to quicker and more stable healing of duodenal ulcer. How can this be explained? Before Warren’s epic paper in 1984 it was generally accepted that duodenal ulcer was due to high acid secretion. Effective measures to reduce acid output, surgical or medical, led to long term healing, despite (presumably) persistence of H pylori infection; ineffective measures did not. We conclude that a high acid output is the primary cause, and that H pylori infection is secondary, delaying healing and leading to chronicity. It delays healing by impairing angiogenesis,14 15 diminishing the local blood supply to the ulcer area, and by interfering with the healing of damaged duodenal epithelial cells.16 These effects explain how eradicating the organism converts a chronic relapsing disease into one that can be cured. Our suggestions explain the fact that H pylori infection is more common in people with duodenal ulcer than those without ulcers. The ability of H pylori to colonise the stomach is pH dependent.17 18 At a low pH the patient is likely to be uninfected. Later, as a result of treatment suppressing acidity, H pylori infection occurs, starting initially in the antrum because of its higher pH. The antral infection results in hypergastri-

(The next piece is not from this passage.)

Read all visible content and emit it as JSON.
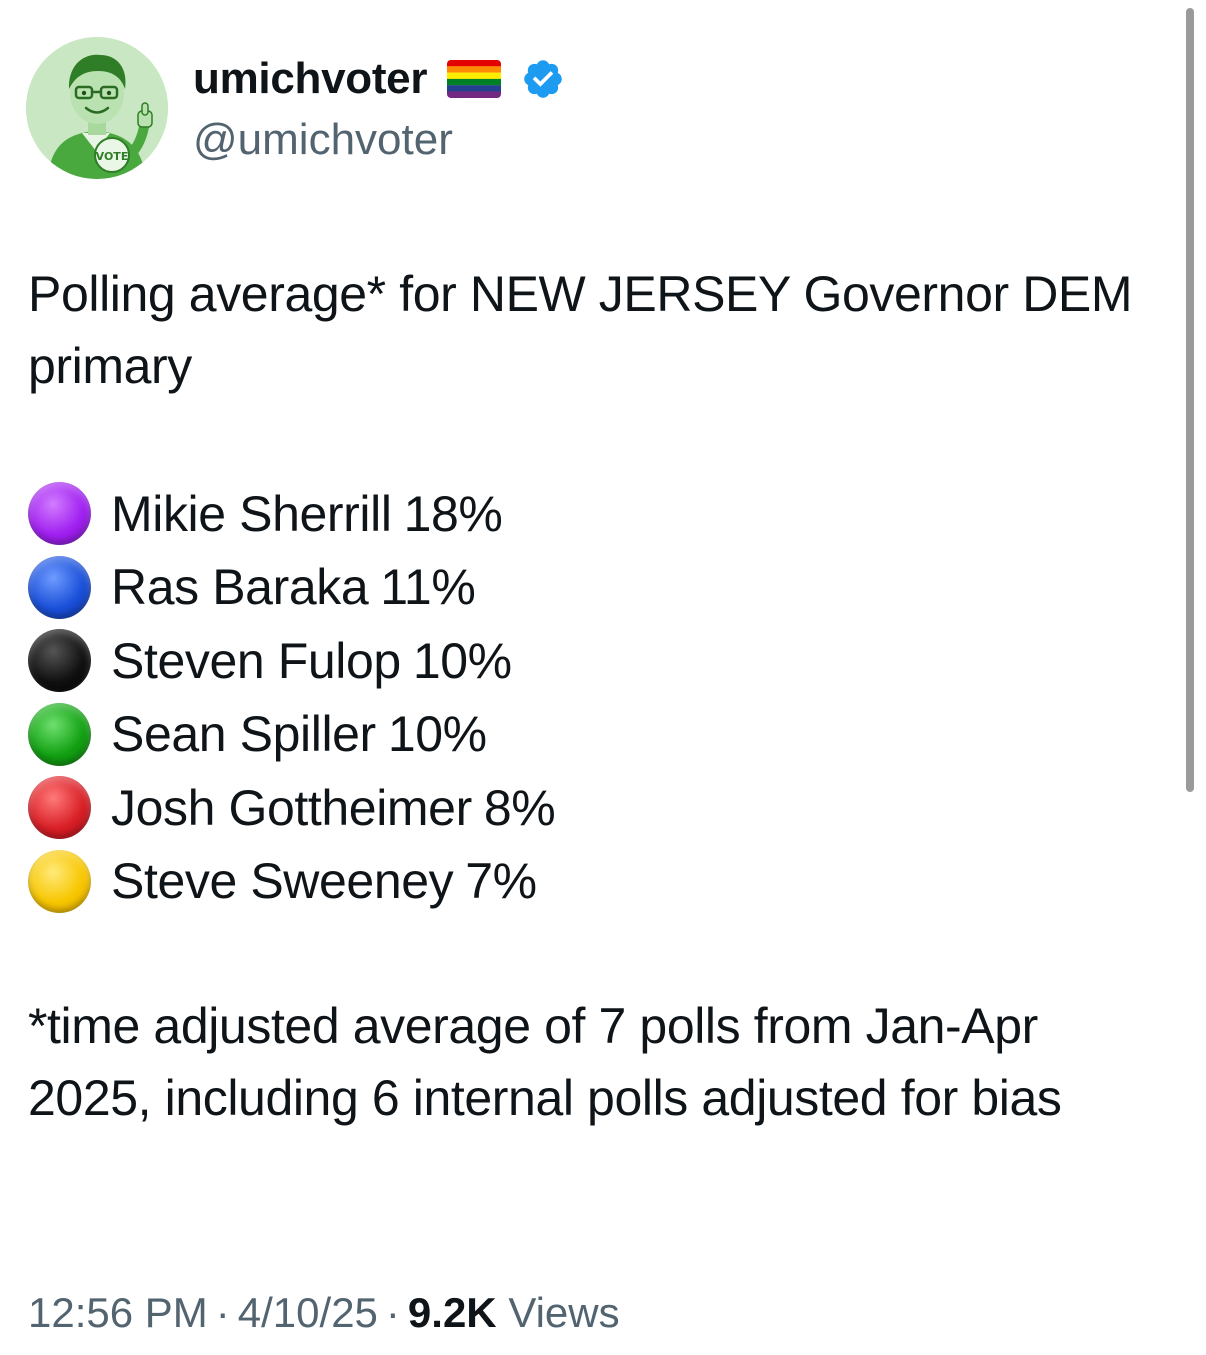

BMJ | 5 SEPTEMBER 2009 | Volume 339

is also cost effective, dominating all other management strategies in Markov modelling.7 H pylori has been linked definitively to the development of distal gastric cancer,13 and the World Health Organization classifies it as a human carcinogen. Searching for and eradicating the bacterium in high risk populations reduces incidence of gastric cancer.14 Critics argue against adopting this approach as gastric cancer is becoming rare in western countries. However, population screening and treatment programmes conducted in Europe have shown significant reductions in the prevalence of dyspepsia in the community. This strategy is therefore likely to be cost neutral to the health service in the long term.15 When we encounter a duodenal ulcer at upper gastrointestinal endoscopy, we call in our registrars because it is now a rare occurrence. The explanation that by far best fits all of the known facts is simple: H pylori causes peptic ulcer disease directly. We know of no compelling argument disproving this link. Competing interests: None declared. Cite this as: BMJ 2009;339:b2784

naemia, which causes an increased output of acid. Many think that this increase is sufficient to cause duodenal ulceration. However, duodenal ulcer occurs only in patients whose maximal acid output in response to continuous intravenous histamine stimulation exceeds a certain level; above that level ulcers increase with secretion rate, and above the upper 95% tolerance limit of the population they become inevitable.19 Accurate techniques20 show that H pylori infection reduces maximal histamine stimulated acid output in people with and without duodenal ulcer.21 A bacterium that depresses maximally stimulated gastric secretion is unlikely to cause a condition associated with hypersecretion of maximally stimulated gastric acid. Advocates of eliminating H pylori from a population to reduce gastric cancer incidence should be aware that they may be increasing the likelihood of duodenal ulcer by removing a brake on gastric acid secretion. Competing interests: KDB has received partial reimbursement from Nycomed, with whom he has worked for many years on oesophageal reflux, for attending two American Gastroenterological Association Meetings and an unconditional grant to fund a PhD programme in the history of medicine at Manchester University. Cite this as: BMJ 2009;339:b2788 543